  • There are some really handy kombucha YouTube videos out there. Sometimes it’s nice to see something rather than just read about it. For example, just the other day I wanted a visual reference for separating my SCOBY and came across this video. So helpful!

If you’ve made it this far, give yourself a pat on the back! If you had to close your eyes when you saw that first image of the SCOBY, I understand. So, what do you think? Are you going to make your own kombucha at home? If you want to be drinking a glass or more a day, I definitely think it’s worth it to trying making your own, but keep supporting your local kombucha brands, just make it a special treat!

Share on Facebook0Pin on Pinterest2Share on Tumblr0Tweet about this on TwitterEmail this to someone

2 thoughts on “Kombucha! or Kombu-what?

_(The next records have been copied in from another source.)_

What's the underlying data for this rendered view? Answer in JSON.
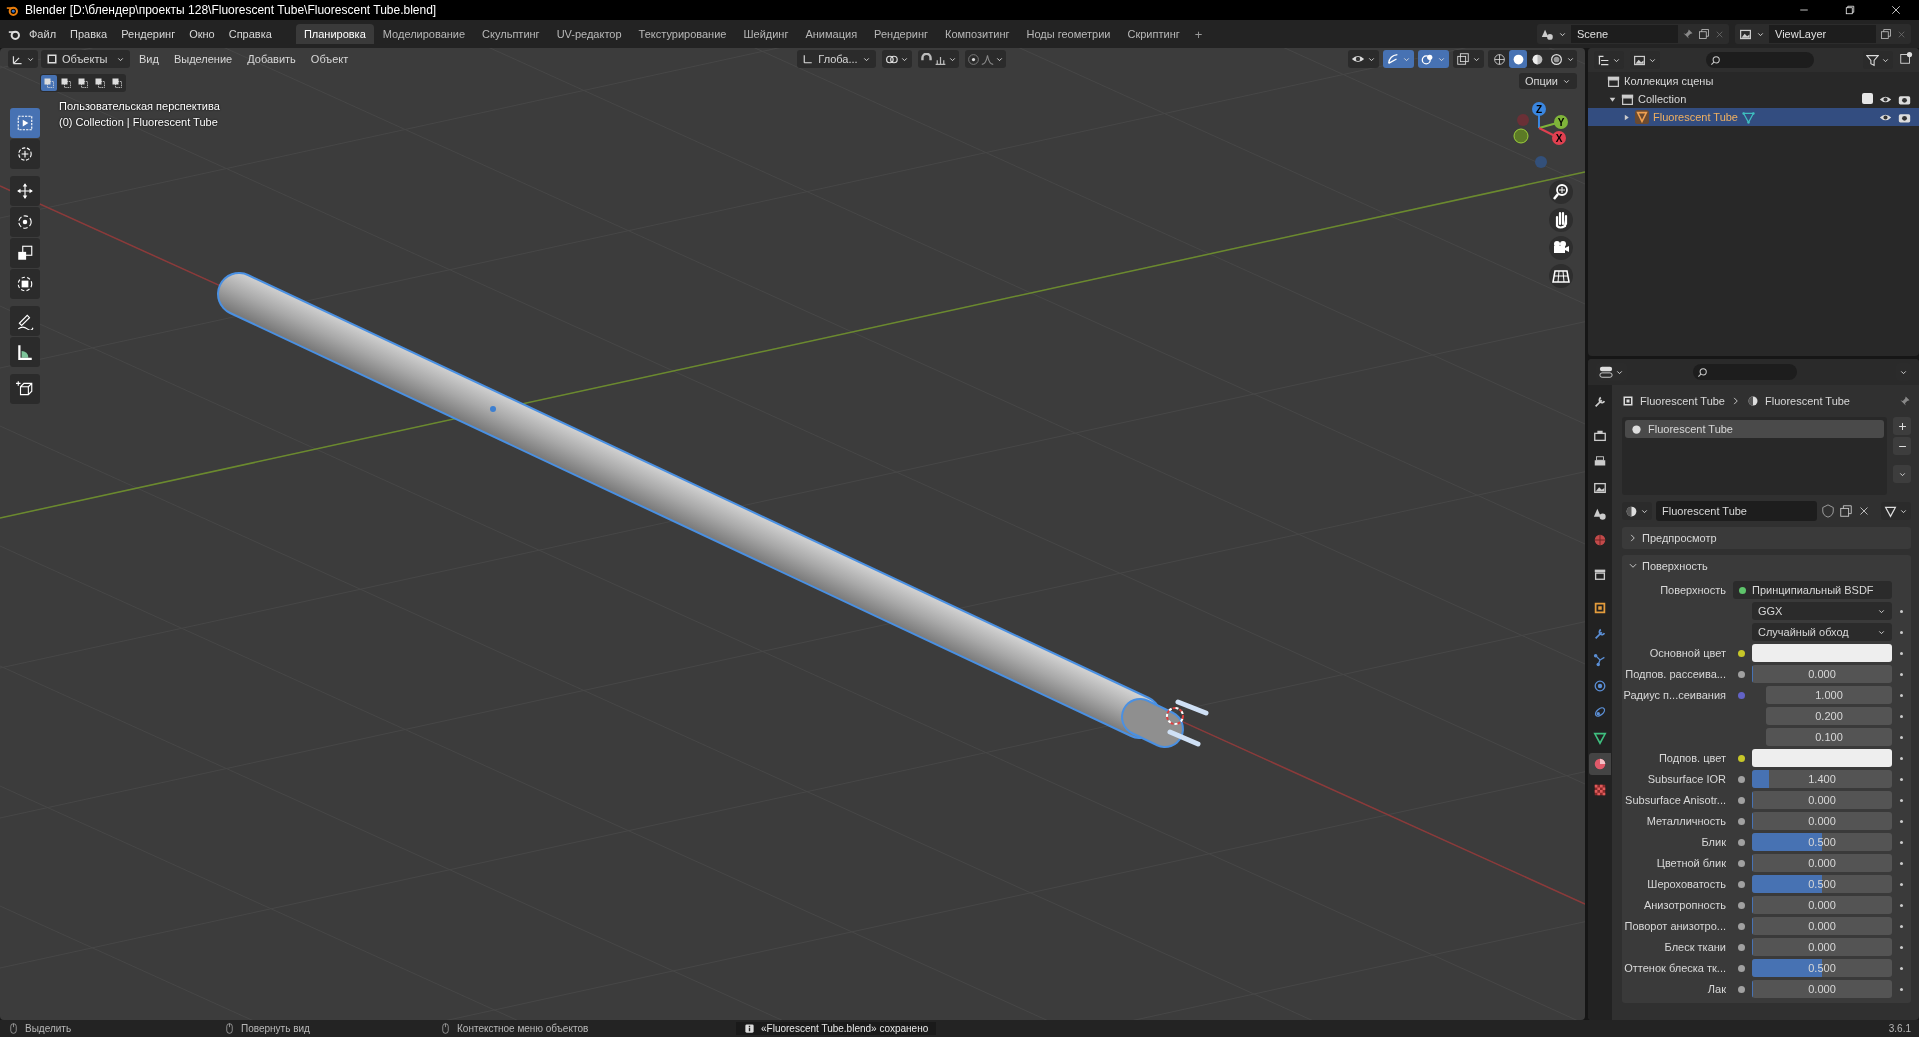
{
  "window": {
    "title": "Blender [D:\\блендер\\проекты 128\\Fluorescent Tube\\Fluorescent Tube.blend]"
  },
  "menu": [
    "Файл",
    "Правка",
    "Рендеринг",
    "Окно",
    "Справка"
  ],
  "workspaces": [
    {
      "label": "Планировка",
      "selected": true
    },
    {
      "label": "Моделирование",
      "selected": false
    },
    {
      "label": "Скульптинг",
      "selected": false
    },
    {
      "label": "UV-редактор",
      "selected": false
    },
    {
      "label": "Текстурирование",
      "selected": false
    },
    {
      "label": "Шейдинг",
      "selected": false
    },
    {
      "label": "Анимация",
      "selected": false
    },
    {
      "label": "Рендеринг",
      "selected": false
    },
    {
      "label": "Композитинг",
      "selected": false
    },
    {
      "label": "Ноды геометрии",
      "selected": false
    },
    {
      "label": "Скриптинг",
      "selected": false
    }
  ],
  "add_workspace": "+",
  "scene": "Scene",
  "view_layer": "ViewLayer",
  "viewport": {
    "mode": "Объекты",
    "menus": [
      "Вид",
      "Выделение",
      "Добавить",
      "Объект"
    ],
    "orientation": "Глоба...",
    "options": "Опции",
    "select_modes": [
      {
        "selected": true
      },
      {
        "selected": false
      },
      {
        "selected": false
      },
      {
        "selected": false
      },
      {
        "selected": false
      }
    ],
    "snapping": {
      "on": false
    },
    "proportional_edit": {
      "on": false
    },
    "toggles": [
      {
        "kind": "visibility",
        "on": false
      },
      {
        "kind": "gizmo",
        "on": true
      },
      {
        "kind": "overlay",
        "on": true
      },
      {
        "kind": "xray",
        "on": false
      }
    ],
    "shading": [
      {
        "kind": "wireframe",
        "selected": false
      },
      {
        "kind": "solid",
        "selected": true
      },
      {
        "kind": "material",
        "selected": false
      },
      {
        "kind": "rendered",
        "selected": false
      }
    ],
    "info": [
      "Пользовательская перспектива",
      "(0) Collection | Fluorescent Tube"
    ],
    "tools": [
      {
        "kind": "select",
        "selected": true
      },
      {
        "kind": "cursor",
        "selected": false
      },
      {
        "kind": "move",
        "selected": false
      },
      {
        "kind": "rotate",
        "selected": false
      },
      {
        "kind": "scale",
        "selected": false
      },
      {
        "kind": "transform",
        "selected": false
      },
      {
        "kind": "annotate",
        "selected": false
      },
      {
        "kind": "measure",
        "selected": false
      },
      {
        "kind": "add_cube",
        "selected": false
      }
    ],
    "gizmo_axes": [
      "Z",
      "Y",
      "X"
    ]
  },
  "outliner": {
    "items": [
      {
        "label": "Коллекция сцены",
        "selected": false,
        "children": [
          {
            "label": "Collection",
            "selected": false,
            "expanded": true,
            "checked": true,
            "children": [
              {
                "label": "Fluorescent Tube",
                "selected": true,
                "expanded": false
              }
            ]
          }
        ]
      }
    ]
  },
  "properties": {
    "tabs": [
      {
        "kind": "tool",
        "selected": false
      },
      {
        "kind": "render",
        "selected": false
      },
      {
        "kind": "output",
        "selected": false
      },
      {
        "kind": "view_layer",
        "selected": false
      },
      {
        "kind": "scene",
        "selected": false
      },
      {
        "kind": "world",
        "selected": false
      },
      {
        "kind": "collection",
        "selected": false
      },
      {
        "kind": "object",
        "selected": false
      },
      {
        "kind": "modifiers",
        "selected": false
      },
      {
        "kind": "particles",
        "selected": false
      },
      {
        "kind": "physics",
        "selected": false
      },
      {
        "kind": "constraints",
        "selected": false
      },
      {
        "kind": "data",
        "selected": false
      },
      {
        "kind": "material",
        "selected": true
      },
      {
        "kind": "texture",
        "selected": false
      }
    ],
    "breadcrumb": [
      "Fluorescent Tube",
      "Fluorescent Tube"
    ],
    "slots": [
      {
        "name": "Fluorescent Tube",
        "selected": true
      }
    ],
    "material": "Fluorescent Tube",
    "panels": [
      {
        "label": "Предпросмотр",
        "expanded": false
      },
      {
        "label": "Поверхность",
        "expanded": true,
        "rows": [
          {
            "kind": "shader",
            "label": "Поверхность",
            "value": "Принципиальный BSDF"
          },
          {
            "kind": "dropdown",
            "value": "GGX"
          },
          {
            "kind": "dropdown",
            "value": "Случайный обход"
          },
          {
            "kind": "color",
            "label": "Основной цвет",
            "color": "#eeeeee"
          },
          {
            "kind": "slider",
            "label": "Подпов. рассеива...",
            "value": "0.000",
            "level": 0
          },
          {
            "kind": "vector",
            "label": "Радиус п...сеивания",
            "values": [
              "1.000",
              "0.200",
              "0.100"
            ]
          },
          {
            "kind": "color",
            "label": "Подпов. цвет",
            "color": "#eeeeee"
          },
          {
            "kind": "slider",
            "label": "Subsurface IOR",
            "value": "1.400",
            "level": 0.12
          },
          {
            "kind": "slider",
            "label": "Subsurface Anisotr...",
            "value": "0.000",
            "level": 0
          },
          {
            "kind": "slider",
            "label": "Металличность",
            "value": "0.000",
            "level": 0
          },
          {
            "kind": "slider",
            "label": "Блик",
            "value": "0.500",
            "level": 0.5
          },
          {
            "kind": "slider",
            "label": "Цветной блик",
            "value": "0.000",
            "level": 0
          },
          {
            "kind": "slider",
            "label": "Шероховатость",
            "value": "0.500",
            "level": 0.5
          },
          {
            "kind": "slider",
            "label": "Анизотропность",
            "value": "0.000",
            "level": 0
          },
          {
            "kind": "slider",
            "label": "Поворот анизотро...",
            "value": "0.000",
            "level": 0
          },
          {
            "kind": "slider",
            "label": "Блеск ткани",
            "value": "0.000",
            "level": 0
          },
          {
            "kind": "slider",
            "label": "Оттенок блеска тк...",
            "value": "0.500",
            "level": 0.5
          },
          {
            "kind": "slider",
            "label": "Лак",
            "value": "0.000",
            "level": 0
          }
        ]
      }
    ]
  },
  "status_bar": {
    "hints": [
      "Выделить",
      "Повернуть вид",
      "Контекстное меню объектов"
    ],
    "message": "«Fluorescent Tube.blend» сохранено",
    "version": "3.6.1"
  }
}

  1. My SCOBY arrives today, can’t wait to hop on the kombucha train! My only question/concern is with the initial kombucha-how do you know if the kind you buy in the store is ‘live’ or not? Also, do you test the pH of your concoction or just feel it out?

    • Hey there,

      That’s so exciting! So, my answers may not be that helpful… as far as buying ‘live’ kombucha, look for bottles that say “raw” on them. A brewer in CO pointed me towards one local raw brand, and from there, I’ve found others as I’ve looked at the grocery store selection. We have A LOT to choose from here, I’m not sure what your choices are like, but hopefully you can find something (maybe at the natural food store outside of Lewisburg?). Also, I haven’t been testing pH, but I want to start getting more scientific about it, so maybe I will soon! If you do, I would love to hear what you find with your different batches. Good luck! xo

Leave a Reply

Your email address will not be published. Required fields are marked *